TASK TO CARRY OUT - This exercise calls for every line of the data below with the string "replacement" in it.

EXTRACTED DATA -
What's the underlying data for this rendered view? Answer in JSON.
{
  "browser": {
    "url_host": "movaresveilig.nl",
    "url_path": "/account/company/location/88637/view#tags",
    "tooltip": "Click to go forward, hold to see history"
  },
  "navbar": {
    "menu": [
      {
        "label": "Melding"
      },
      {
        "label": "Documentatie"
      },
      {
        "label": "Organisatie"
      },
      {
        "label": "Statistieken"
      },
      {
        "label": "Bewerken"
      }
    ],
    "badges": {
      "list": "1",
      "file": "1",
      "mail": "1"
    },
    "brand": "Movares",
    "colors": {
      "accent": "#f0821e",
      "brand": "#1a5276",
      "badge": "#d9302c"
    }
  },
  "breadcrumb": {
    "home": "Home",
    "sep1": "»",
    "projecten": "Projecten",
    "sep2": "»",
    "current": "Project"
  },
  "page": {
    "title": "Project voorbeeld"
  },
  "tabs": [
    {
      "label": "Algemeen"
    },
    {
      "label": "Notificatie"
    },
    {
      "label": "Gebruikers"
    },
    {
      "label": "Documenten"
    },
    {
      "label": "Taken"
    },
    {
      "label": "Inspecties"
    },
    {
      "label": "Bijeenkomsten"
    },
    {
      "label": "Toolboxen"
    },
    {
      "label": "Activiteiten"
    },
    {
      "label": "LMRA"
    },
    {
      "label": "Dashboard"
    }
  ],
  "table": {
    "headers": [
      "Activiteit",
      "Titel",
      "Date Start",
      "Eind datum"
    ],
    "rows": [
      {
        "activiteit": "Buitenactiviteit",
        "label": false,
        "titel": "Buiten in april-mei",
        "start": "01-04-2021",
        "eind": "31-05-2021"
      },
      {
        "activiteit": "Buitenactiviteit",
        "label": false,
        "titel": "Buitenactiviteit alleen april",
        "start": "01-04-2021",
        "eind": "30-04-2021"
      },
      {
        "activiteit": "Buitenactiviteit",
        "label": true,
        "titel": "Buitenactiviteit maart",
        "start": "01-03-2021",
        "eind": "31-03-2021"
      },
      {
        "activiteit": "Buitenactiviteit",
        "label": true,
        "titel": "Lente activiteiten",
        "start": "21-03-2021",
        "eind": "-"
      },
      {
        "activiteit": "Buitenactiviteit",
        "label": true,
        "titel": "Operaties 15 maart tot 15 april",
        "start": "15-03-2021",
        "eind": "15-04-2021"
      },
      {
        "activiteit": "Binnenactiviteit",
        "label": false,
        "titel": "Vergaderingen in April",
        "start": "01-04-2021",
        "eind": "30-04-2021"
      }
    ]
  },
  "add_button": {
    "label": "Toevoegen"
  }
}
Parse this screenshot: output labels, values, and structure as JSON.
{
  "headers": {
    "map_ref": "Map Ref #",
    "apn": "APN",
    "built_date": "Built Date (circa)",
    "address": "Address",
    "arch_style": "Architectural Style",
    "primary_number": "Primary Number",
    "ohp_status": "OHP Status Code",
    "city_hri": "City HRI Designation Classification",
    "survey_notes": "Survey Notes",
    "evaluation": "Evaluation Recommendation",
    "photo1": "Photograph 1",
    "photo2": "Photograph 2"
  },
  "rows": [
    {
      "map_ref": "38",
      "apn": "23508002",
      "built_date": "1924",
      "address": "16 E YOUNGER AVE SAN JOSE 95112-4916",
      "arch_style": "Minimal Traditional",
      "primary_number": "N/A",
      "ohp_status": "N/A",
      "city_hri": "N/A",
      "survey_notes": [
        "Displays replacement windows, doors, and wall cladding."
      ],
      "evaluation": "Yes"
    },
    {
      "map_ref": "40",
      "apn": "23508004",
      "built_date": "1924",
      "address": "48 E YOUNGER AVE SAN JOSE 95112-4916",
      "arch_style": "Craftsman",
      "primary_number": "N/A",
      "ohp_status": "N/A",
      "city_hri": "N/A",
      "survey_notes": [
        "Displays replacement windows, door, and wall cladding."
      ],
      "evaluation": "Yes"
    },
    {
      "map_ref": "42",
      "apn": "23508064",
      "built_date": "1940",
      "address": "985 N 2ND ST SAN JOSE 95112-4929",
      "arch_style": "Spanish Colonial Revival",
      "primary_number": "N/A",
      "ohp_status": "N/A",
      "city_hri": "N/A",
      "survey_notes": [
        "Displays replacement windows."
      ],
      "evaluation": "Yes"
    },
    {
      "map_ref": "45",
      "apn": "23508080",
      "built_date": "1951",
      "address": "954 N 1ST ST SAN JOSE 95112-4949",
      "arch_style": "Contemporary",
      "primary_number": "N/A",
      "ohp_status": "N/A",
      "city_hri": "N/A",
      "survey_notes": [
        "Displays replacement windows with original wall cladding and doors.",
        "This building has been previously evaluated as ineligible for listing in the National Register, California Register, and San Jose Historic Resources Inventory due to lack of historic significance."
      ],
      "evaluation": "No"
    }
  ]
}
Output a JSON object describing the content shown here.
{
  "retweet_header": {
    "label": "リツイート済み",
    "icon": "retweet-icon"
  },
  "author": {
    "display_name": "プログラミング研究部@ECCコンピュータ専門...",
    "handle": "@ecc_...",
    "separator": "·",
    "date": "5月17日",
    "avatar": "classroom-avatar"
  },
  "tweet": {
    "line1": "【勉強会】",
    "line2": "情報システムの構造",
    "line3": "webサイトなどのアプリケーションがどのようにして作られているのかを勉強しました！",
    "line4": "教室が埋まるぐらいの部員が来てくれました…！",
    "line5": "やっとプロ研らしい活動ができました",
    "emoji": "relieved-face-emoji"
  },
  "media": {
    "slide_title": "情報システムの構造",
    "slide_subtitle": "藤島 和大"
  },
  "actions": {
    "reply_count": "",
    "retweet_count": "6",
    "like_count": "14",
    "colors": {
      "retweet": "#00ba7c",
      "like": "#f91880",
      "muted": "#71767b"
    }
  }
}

WORKED SOLUTION -
        "Displays replacement windows, doors, and wall cladding."
        "Displays replacement windows, door, and wall cladding."
        "Displays replacement windows."
        "Displays replacement windows with original wall cladding and doors.",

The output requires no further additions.